*WHAT YOU ARE ASKED TO DO:* Exactly as written, return every line of the data below apart from the pictures.

*PROVIDED MATERIAL:*
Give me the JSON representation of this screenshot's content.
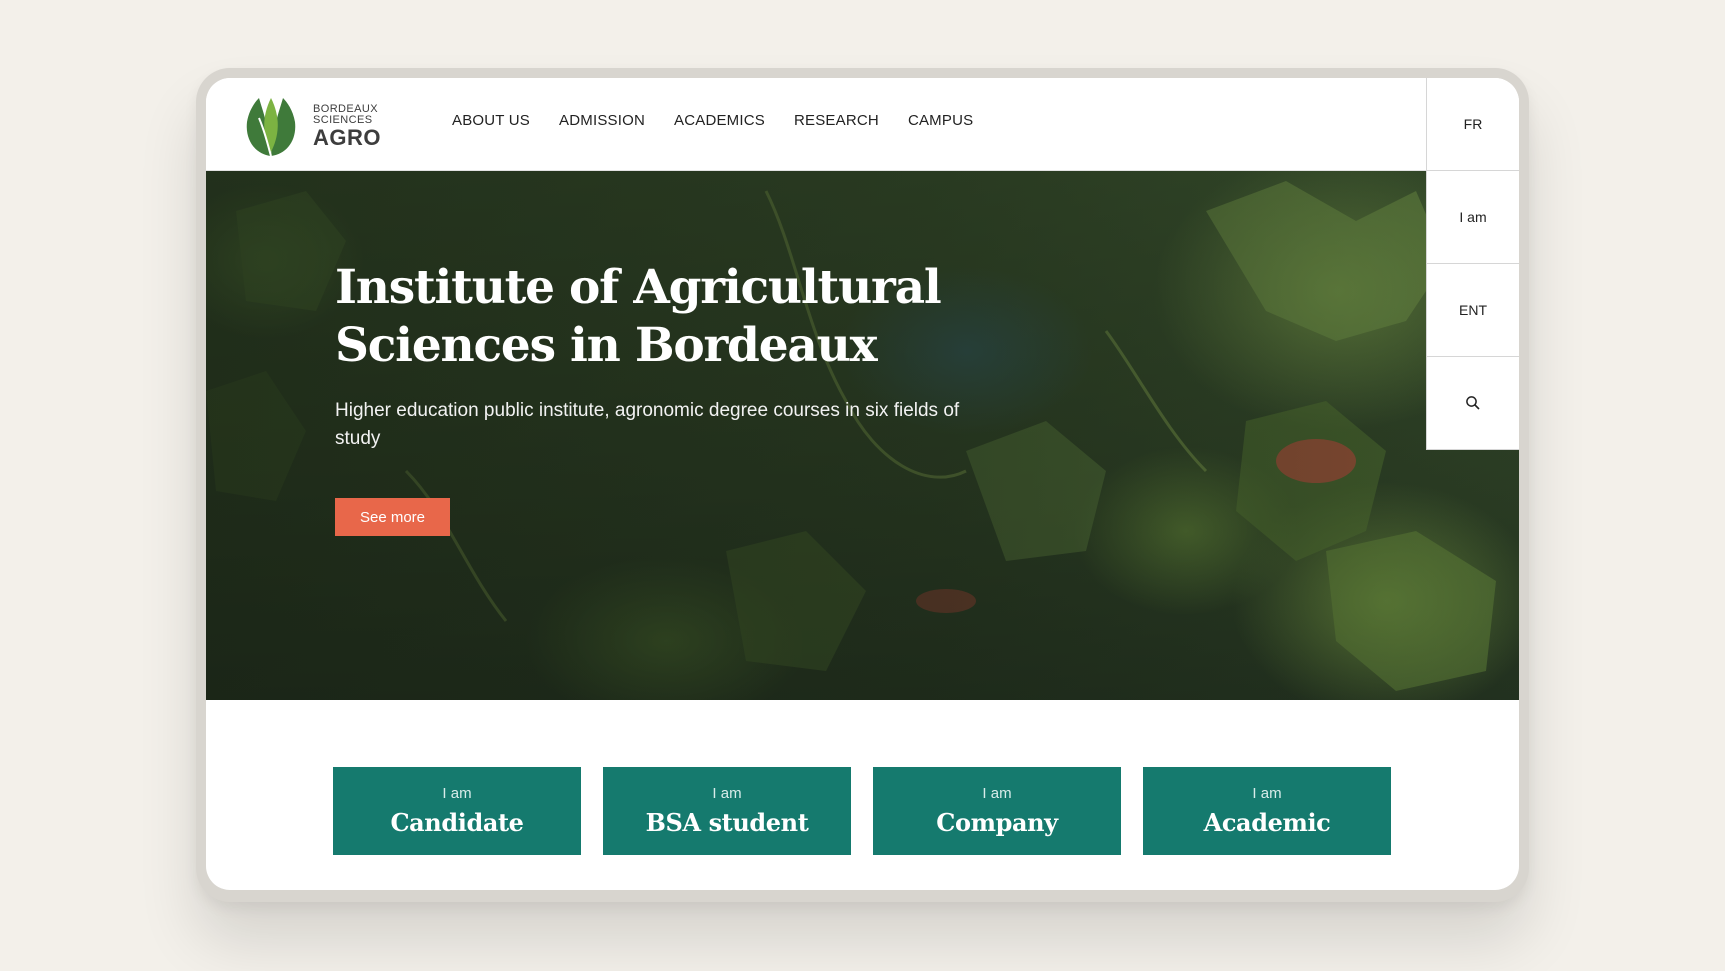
{
  "logo": {
    "line1": "BORDEAUX",
    "line2": "SCIENCES",
    "line3": "AGRO",
    "icon": "sprout-leaf-icon",
    "colors": {
      "leaf_light": "#7cb342",
      "leaf_dark": "#3f7a3a"
    }
  },
  "nav": {
    "items": [
      {
        "label": "ABOUT US"
      },
      {
        "label": "ADMISSION"
      },
      {
        "label": "ACADEMICS"
      },
      {
        "label": "RESEARCH"
      },
      {
        "label": "CAMPUS"
      }
    ]
  },
  "side": {
    "language": "FR",
    "iam": "I am",
    "ent": "ENT",
    "search_icon": "search-icon"
  },
  "hero": {
    "title": "Institute of Agricultural Sciences in Bordeaux",
    "subtitle": "Higher education public institute, agronomic degree courses in six fields of study",
    "cta": "See more"
  },
  "cards": [
    {
      "pre": "I am",
      "label": "Candidate"
    },
    {
      "pre": "I am",
      "label": "BSA student"
    },
    {
      "pre": "I am",
      "label": "Company"
    },
    {
      "pre": "I am",
      "label": "Academic"
    }
  ],
  "colors": {
    "accent": "#e8674a",
    "card": "#157a6e",
    "background": "#f3f0ea"
  }
}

*ANSWER TO THE PROBLEM:*
Give me the JSON representation of this screenshot's content.
{
  "logo": {
    "line1": "BORDEAUX",
    "line2": "SCIENCES",
    "line3": "AGRO",
    "icon": "sprout-leaf-icon",
    "colors": {
      "leaf_light": "#7cb342",
      "leaf_dark": "#3f7a3a"
    }
  },
  "nav": {
    "items": [
      {
        "label": "ABOUT US"
      },
      {
        "label": "ADMISSION"
      },
      {
        "label": "ACADEMICS"
      },
      {
        "label": "RESEARCH"
      },
      {
        "label": "CAMPUS"
      }
    ]
  },
  "side": {
    "language": "FR",
    "iam": "I am",
    "ent": "ENT",
    "search_icon": "search-icon"
  },
  "hero": {
    "title": "Institute of Agricultural Sciences in Bordeaux",
    "subtitle": "Higher education public institute, agronomic degree courses in six fields of study",
    "cta": "See more"
  },
  "cards": [
    {
      "pre": "I am",
      "label": "Candidate"
    },
    {
      "pre": "I am",
      "label": "BSA student"
    },
    {
      "pre": "I am",
      "label": "Company"
    },
    {
      "pre": "I am",
      "label": "Academic"
    }
  ],
  "colors": {
    "accent": "#e8674a",
    "card": "#157a6e",
    "background": "#f3f0ea"
  }
}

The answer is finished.